"It's amazing that something I don't know, someone else knows," said Kuroda, who will finish off his best season as a Dodger with a start Tuesday night against Arizona. "They have a 50-50 chance."
Kuroda told reporters earlier this month that he intends to continue playing. He reiterated Sunday that if he ever returns to pitch in Japan, it would be with Hiroshima, his club for 11 seasons before coming to the Dodgers.
But he said he never said he would play a farewell season in Japan before retiring.
"It's not my style to think about the future so far ahead," he said. "Every offseason I think the coming season will be my last. I thought that last year. You never know what happens. I think every start could be my last start. I don't know when my last year will be, I don't know when my last start will be.
"I'll tell you one thing: I tend to go the other way. At this moment, I really don't know. I might stay here, I might go to Japan. It's 50-50."
With Clayton Kershaw, Chad Billingsley and Ted Lilly lined up for next year's rotation, the Dodgers will need a veteran innings-eater like Kuroda, if not one that costs the $12 million they paid Kuroda this year.
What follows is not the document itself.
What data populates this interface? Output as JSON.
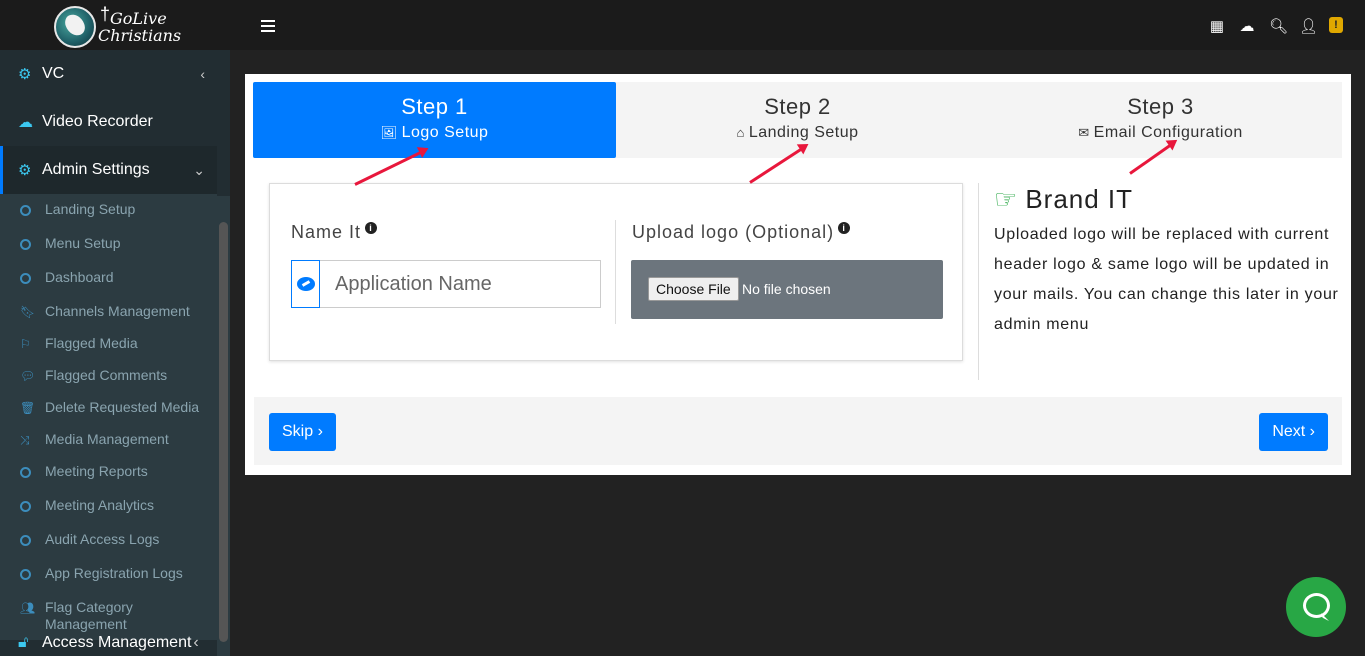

Nathan Eovaldi is the tentative favorite for the fifth spot.
Kuroda is 13-16 with a 3.17 ERA, the most wins and lowest ERA in his four seasons with the Dodgers, and he needs four more innings to hit 200 for the first time and earn a final incentive of $200,000.
A victim of non support in June and July, Kuroda's 16 losses lead the league and are the most for a Dodger since Orel Hershiser lost 16 in 1987. The last Dodger to lose 17 was Fernando Valenzuela in 1984.